** Instructions for the task **
Scanning the entries below, copy every line that contains the word "title".

(Supplied data begins)

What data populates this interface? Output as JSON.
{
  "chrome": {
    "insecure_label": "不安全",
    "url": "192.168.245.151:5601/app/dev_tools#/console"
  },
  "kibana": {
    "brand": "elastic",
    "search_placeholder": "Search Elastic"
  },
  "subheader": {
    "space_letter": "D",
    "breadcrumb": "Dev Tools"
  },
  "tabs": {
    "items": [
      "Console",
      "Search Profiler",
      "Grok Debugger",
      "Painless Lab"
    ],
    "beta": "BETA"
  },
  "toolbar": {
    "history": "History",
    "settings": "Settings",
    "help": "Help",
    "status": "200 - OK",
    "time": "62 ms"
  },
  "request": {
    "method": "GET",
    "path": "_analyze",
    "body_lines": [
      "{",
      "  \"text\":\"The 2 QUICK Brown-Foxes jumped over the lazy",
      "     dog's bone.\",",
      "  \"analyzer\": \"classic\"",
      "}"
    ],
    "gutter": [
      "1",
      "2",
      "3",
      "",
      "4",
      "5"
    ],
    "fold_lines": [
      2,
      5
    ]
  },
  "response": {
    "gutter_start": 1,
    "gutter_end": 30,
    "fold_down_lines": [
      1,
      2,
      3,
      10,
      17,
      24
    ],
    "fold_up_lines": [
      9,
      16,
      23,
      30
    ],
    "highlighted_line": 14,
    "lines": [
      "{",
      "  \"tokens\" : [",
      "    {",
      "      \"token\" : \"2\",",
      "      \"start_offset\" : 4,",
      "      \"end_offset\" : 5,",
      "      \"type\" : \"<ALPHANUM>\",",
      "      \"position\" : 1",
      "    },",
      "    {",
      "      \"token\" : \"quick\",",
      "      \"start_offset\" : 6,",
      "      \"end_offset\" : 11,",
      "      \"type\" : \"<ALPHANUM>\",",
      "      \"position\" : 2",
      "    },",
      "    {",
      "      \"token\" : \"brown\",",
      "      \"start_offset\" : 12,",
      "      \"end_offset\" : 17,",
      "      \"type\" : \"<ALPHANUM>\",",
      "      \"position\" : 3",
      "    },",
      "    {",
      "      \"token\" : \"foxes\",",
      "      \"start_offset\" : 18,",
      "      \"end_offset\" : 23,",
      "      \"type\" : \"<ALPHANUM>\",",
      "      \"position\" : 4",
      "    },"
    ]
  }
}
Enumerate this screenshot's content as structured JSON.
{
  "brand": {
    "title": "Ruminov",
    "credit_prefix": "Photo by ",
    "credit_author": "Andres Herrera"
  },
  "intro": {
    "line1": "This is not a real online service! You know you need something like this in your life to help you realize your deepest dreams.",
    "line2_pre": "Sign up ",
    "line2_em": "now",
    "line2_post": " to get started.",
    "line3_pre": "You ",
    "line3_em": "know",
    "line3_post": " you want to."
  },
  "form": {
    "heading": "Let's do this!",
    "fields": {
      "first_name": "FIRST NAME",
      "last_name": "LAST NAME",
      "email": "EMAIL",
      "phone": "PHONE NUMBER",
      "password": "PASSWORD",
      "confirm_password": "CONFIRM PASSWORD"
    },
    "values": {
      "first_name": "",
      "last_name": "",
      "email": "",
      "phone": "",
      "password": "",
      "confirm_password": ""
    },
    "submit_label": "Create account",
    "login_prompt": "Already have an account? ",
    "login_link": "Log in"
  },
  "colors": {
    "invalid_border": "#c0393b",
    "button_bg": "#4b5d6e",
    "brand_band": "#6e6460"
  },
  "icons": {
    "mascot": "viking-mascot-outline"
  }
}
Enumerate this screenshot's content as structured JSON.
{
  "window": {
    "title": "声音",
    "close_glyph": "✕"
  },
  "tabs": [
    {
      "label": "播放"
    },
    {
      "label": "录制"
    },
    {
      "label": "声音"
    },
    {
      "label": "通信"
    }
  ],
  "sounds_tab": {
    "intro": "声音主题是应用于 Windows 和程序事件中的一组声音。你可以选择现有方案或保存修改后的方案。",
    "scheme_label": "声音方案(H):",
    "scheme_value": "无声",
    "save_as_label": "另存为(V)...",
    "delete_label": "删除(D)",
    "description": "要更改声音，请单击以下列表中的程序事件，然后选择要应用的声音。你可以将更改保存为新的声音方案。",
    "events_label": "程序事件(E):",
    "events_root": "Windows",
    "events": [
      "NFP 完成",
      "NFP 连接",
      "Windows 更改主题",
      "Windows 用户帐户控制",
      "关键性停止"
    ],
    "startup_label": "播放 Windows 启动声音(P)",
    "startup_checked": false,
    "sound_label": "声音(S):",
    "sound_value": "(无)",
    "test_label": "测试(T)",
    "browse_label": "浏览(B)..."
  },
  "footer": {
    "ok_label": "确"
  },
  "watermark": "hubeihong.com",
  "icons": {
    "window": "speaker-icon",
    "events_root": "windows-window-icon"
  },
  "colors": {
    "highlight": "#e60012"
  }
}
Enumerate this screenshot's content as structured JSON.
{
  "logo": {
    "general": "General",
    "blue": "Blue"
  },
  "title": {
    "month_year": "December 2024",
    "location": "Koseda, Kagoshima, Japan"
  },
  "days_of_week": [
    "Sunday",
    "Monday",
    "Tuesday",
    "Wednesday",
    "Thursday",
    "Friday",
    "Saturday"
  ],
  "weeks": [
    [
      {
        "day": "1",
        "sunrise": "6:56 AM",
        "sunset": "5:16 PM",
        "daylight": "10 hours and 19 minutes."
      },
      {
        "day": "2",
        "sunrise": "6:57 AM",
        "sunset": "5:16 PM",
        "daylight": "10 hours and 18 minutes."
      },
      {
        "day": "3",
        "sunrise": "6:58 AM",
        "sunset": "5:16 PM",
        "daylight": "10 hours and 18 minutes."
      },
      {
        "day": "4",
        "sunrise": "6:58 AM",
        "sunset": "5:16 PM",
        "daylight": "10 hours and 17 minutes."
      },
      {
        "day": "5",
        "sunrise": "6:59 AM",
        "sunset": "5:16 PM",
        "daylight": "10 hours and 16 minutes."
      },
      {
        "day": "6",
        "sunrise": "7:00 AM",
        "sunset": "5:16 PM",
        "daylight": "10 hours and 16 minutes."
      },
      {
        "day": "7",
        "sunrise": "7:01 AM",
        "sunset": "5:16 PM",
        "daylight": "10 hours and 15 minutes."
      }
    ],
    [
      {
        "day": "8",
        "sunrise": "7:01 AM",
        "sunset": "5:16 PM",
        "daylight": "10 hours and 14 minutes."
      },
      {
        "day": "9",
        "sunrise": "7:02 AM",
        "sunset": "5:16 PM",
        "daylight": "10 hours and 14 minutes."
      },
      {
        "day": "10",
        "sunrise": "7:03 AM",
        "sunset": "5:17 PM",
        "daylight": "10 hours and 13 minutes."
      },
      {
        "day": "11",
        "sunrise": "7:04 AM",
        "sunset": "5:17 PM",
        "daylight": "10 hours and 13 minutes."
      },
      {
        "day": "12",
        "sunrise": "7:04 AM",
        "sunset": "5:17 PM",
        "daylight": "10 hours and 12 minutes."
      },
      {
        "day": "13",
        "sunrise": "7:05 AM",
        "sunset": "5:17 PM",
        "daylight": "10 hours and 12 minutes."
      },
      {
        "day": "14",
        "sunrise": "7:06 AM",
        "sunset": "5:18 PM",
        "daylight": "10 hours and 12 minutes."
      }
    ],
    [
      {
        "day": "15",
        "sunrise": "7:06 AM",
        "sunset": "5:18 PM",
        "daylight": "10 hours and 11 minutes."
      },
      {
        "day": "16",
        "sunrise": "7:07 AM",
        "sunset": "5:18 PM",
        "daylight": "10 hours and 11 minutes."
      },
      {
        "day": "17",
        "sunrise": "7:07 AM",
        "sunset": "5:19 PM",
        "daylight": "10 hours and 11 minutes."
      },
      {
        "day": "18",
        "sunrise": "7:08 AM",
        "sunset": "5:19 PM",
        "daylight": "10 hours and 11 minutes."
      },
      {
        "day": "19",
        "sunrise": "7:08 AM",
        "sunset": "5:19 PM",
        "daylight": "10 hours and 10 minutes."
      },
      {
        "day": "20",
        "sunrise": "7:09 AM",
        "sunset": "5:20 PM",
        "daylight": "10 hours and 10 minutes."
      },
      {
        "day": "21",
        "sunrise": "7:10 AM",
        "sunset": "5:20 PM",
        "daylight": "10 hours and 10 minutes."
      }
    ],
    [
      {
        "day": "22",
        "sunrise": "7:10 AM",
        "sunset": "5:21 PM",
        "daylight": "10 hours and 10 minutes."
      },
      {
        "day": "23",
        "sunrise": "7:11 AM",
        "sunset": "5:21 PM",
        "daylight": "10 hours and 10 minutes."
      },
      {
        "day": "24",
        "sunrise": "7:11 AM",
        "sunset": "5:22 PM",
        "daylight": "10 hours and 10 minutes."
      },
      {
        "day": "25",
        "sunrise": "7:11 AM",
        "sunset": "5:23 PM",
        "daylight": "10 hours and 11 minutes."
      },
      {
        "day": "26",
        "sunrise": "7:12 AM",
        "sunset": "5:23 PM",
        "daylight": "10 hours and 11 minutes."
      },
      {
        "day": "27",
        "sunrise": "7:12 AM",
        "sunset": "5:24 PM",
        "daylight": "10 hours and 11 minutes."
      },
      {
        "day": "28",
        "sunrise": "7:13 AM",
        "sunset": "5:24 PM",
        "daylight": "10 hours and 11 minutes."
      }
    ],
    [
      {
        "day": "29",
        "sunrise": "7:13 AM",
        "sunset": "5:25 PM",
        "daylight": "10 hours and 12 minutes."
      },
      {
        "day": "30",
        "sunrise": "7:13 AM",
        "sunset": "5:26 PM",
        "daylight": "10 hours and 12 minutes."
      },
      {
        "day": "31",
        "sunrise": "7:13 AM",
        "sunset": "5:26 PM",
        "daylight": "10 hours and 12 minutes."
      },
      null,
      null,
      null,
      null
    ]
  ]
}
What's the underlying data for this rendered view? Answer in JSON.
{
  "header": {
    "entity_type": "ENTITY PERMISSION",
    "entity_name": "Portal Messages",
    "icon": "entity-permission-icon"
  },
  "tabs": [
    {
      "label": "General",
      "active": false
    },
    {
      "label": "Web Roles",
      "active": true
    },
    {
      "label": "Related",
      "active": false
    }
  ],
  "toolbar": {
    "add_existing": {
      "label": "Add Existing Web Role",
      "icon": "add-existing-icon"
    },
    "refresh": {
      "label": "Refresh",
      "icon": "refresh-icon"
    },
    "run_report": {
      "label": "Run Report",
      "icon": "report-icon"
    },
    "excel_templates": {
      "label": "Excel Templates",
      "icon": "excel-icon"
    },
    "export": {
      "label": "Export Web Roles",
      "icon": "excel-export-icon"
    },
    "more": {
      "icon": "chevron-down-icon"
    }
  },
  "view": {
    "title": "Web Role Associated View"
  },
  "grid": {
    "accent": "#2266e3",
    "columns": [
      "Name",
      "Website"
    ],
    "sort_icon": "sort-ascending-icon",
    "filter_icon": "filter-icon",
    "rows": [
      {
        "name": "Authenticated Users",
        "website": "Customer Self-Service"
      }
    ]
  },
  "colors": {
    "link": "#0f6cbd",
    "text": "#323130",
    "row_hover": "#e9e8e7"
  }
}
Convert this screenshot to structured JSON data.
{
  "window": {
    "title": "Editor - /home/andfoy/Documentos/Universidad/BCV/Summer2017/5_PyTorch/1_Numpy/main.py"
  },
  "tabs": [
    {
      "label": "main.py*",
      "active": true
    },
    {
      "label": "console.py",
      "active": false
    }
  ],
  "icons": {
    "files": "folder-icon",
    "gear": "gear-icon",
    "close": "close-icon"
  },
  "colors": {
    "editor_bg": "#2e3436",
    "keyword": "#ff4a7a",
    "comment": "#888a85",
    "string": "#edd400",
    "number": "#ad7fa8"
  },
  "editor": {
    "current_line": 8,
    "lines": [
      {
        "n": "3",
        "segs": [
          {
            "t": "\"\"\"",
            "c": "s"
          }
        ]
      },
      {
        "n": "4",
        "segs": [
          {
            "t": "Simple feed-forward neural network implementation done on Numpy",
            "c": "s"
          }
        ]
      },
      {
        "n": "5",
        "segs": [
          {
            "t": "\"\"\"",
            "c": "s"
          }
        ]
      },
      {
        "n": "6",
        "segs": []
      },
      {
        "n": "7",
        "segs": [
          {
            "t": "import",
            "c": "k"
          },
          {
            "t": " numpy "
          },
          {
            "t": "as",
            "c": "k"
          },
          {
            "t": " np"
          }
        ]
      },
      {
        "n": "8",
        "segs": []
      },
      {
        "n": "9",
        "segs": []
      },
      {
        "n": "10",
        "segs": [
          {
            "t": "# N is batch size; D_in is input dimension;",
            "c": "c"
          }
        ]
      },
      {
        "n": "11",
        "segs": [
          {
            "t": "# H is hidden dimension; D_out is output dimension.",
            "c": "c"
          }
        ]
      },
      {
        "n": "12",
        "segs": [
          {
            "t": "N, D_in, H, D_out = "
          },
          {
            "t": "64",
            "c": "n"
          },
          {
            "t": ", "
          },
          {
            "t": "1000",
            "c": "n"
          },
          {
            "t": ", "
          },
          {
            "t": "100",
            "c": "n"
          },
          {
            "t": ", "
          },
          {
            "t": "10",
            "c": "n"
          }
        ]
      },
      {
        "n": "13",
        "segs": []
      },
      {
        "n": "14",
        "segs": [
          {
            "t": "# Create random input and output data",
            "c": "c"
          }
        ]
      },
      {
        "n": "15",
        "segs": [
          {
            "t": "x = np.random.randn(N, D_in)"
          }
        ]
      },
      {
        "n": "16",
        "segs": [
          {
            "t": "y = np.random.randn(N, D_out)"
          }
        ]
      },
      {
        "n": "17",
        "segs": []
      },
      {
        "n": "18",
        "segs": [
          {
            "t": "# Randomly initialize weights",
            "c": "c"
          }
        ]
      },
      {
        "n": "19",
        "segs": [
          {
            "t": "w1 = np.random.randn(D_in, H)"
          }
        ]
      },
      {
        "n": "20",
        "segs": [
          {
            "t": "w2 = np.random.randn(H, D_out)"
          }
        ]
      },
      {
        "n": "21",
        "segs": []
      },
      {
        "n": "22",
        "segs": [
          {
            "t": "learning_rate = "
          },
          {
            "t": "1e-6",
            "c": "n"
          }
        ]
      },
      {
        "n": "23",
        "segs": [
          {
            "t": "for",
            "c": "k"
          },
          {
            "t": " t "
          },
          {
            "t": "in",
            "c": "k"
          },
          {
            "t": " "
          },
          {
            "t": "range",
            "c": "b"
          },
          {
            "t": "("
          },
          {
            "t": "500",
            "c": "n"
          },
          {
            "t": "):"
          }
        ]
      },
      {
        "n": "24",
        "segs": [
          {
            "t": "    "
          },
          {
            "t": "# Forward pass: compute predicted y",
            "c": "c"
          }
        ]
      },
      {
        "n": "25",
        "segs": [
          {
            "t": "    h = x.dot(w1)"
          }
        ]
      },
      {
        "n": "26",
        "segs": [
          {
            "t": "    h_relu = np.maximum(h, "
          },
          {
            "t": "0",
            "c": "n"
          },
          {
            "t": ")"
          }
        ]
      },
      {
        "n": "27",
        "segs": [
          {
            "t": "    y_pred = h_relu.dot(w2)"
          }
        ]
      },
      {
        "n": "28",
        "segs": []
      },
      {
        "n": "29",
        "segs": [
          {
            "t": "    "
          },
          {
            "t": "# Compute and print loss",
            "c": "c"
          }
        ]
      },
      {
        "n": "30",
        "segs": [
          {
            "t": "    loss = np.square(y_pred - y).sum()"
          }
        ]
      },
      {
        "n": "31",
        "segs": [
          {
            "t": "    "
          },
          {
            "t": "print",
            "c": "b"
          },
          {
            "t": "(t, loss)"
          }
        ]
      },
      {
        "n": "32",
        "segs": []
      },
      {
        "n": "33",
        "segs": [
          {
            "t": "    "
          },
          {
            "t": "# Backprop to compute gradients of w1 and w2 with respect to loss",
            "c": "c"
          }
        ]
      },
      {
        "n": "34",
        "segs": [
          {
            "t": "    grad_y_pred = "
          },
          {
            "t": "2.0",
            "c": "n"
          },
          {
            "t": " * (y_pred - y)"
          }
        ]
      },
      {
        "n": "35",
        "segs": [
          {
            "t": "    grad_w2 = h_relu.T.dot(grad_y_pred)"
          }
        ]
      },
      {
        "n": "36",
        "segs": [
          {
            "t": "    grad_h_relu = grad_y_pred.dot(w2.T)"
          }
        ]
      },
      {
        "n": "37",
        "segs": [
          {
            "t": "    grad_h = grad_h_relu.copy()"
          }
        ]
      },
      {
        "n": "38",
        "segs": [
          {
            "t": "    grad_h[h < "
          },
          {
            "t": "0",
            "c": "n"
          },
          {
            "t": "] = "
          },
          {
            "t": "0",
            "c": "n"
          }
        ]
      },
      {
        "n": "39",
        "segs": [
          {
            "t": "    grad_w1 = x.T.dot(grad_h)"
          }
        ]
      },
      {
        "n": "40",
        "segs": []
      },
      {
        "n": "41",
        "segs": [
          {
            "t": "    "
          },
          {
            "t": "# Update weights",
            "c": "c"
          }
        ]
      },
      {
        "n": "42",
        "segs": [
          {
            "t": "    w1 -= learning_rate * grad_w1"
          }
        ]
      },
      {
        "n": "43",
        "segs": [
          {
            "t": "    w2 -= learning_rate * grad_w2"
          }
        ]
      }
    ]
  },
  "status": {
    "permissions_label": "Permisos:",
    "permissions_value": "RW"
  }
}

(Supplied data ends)

** Task response **
    "title": "Ruminov",
    "title": "声音",
  "title": {
    "title": "Web Role Associated View"
    "title": "Editor - /home/andfoy/Documentos/Universidad/BCV/Summer2017/5_PyTorch/1_Numpy/main.py"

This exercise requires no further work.